Excerpted data:
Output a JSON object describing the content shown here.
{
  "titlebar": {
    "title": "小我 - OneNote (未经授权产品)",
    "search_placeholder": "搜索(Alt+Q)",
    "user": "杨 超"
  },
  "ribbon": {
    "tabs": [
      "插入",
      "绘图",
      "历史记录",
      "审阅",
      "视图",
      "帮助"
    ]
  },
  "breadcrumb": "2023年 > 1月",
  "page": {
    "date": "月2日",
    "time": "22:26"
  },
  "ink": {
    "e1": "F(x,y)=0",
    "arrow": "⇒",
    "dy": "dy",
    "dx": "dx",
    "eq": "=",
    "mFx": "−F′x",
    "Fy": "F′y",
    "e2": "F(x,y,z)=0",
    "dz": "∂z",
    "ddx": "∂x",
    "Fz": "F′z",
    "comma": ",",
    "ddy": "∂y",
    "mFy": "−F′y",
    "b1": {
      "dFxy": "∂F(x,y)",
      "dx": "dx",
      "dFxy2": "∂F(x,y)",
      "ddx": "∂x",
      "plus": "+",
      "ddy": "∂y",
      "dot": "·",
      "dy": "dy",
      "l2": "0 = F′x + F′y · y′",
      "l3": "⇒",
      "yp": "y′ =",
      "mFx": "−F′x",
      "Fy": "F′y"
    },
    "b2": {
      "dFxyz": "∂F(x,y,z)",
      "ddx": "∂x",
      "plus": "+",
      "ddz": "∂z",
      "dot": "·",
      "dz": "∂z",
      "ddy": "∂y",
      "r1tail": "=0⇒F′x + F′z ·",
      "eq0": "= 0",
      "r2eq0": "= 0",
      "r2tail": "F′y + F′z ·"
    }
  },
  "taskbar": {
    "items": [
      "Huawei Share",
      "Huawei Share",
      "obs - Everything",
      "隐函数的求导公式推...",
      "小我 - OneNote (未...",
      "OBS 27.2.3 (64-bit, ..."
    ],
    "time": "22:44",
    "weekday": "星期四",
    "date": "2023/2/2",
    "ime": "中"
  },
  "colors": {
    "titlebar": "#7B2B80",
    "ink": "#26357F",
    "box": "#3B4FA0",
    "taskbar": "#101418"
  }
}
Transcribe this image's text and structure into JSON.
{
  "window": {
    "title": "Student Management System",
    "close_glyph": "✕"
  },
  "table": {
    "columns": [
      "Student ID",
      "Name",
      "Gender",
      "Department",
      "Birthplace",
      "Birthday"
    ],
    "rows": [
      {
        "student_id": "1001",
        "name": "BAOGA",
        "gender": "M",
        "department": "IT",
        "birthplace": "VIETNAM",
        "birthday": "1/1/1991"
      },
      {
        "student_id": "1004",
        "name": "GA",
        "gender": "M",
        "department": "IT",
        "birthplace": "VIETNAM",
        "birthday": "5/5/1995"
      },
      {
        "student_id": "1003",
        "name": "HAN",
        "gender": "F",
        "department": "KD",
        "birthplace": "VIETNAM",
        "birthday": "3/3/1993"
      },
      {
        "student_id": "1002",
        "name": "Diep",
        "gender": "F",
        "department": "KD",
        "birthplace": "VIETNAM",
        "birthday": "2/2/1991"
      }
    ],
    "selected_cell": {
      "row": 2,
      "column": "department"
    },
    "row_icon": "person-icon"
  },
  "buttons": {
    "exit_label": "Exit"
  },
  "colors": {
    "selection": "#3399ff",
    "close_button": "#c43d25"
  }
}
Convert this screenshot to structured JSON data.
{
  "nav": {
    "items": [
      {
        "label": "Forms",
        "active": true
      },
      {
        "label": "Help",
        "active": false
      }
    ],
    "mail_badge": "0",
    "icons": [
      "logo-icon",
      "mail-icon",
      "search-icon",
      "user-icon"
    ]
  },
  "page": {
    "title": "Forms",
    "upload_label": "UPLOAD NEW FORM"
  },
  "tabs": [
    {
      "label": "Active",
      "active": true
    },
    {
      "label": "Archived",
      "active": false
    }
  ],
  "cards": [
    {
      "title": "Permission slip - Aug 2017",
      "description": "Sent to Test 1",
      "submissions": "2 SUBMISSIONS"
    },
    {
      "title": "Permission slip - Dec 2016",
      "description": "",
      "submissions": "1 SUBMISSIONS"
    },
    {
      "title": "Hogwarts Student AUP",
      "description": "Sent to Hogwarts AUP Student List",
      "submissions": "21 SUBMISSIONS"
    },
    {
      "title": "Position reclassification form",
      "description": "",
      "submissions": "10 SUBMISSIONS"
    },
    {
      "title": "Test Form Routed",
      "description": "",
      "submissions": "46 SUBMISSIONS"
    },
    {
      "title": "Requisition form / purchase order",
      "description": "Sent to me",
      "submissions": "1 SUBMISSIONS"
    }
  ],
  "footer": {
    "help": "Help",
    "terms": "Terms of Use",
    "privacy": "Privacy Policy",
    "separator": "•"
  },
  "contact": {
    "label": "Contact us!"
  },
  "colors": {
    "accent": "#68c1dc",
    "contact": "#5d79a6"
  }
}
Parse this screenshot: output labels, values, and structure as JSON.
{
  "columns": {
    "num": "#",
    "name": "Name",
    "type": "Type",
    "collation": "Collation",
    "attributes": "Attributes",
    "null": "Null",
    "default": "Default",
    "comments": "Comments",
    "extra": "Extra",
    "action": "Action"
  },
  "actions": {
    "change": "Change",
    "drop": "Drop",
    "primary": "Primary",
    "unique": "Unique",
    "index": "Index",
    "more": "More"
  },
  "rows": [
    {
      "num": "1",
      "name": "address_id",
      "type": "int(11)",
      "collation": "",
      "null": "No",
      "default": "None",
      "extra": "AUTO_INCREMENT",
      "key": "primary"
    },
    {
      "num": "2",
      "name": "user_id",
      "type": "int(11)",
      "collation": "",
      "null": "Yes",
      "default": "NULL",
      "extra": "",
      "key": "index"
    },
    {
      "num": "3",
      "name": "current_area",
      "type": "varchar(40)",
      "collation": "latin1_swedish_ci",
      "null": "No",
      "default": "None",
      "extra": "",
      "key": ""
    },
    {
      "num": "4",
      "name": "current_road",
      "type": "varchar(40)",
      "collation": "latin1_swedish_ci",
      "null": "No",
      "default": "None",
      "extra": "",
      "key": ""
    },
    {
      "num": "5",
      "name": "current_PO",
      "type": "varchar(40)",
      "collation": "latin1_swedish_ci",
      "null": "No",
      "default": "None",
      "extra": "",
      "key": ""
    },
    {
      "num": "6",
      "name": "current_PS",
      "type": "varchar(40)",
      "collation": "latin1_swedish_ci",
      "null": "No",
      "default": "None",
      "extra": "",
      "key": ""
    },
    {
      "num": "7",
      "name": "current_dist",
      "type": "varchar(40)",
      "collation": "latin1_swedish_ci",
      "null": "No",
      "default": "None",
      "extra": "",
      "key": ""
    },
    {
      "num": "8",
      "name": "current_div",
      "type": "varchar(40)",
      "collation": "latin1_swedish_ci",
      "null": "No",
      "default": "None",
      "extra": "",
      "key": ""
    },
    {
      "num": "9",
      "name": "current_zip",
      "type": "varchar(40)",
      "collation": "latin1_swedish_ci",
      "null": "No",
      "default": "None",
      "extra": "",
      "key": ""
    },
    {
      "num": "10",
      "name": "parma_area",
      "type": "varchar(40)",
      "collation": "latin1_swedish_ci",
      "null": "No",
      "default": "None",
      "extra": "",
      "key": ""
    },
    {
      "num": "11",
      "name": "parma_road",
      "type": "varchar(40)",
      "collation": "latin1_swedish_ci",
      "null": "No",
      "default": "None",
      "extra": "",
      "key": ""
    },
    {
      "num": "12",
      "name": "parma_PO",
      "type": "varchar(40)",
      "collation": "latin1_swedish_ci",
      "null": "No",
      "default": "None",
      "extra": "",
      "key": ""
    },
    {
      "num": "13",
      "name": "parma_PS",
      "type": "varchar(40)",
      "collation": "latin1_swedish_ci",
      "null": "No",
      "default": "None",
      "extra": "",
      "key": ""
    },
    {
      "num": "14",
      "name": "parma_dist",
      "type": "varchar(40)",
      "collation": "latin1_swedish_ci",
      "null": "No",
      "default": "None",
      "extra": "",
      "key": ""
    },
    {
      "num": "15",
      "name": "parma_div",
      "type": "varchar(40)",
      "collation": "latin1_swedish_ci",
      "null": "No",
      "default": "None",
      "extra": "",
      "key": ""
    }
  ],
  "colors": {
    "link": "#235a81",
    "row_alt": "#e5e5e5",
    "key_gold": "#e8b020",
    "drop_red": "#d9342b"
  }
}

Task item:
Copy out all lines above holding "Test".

Answer:
      "description": "Sent to Test 1",
      "title": "Test Form Routed",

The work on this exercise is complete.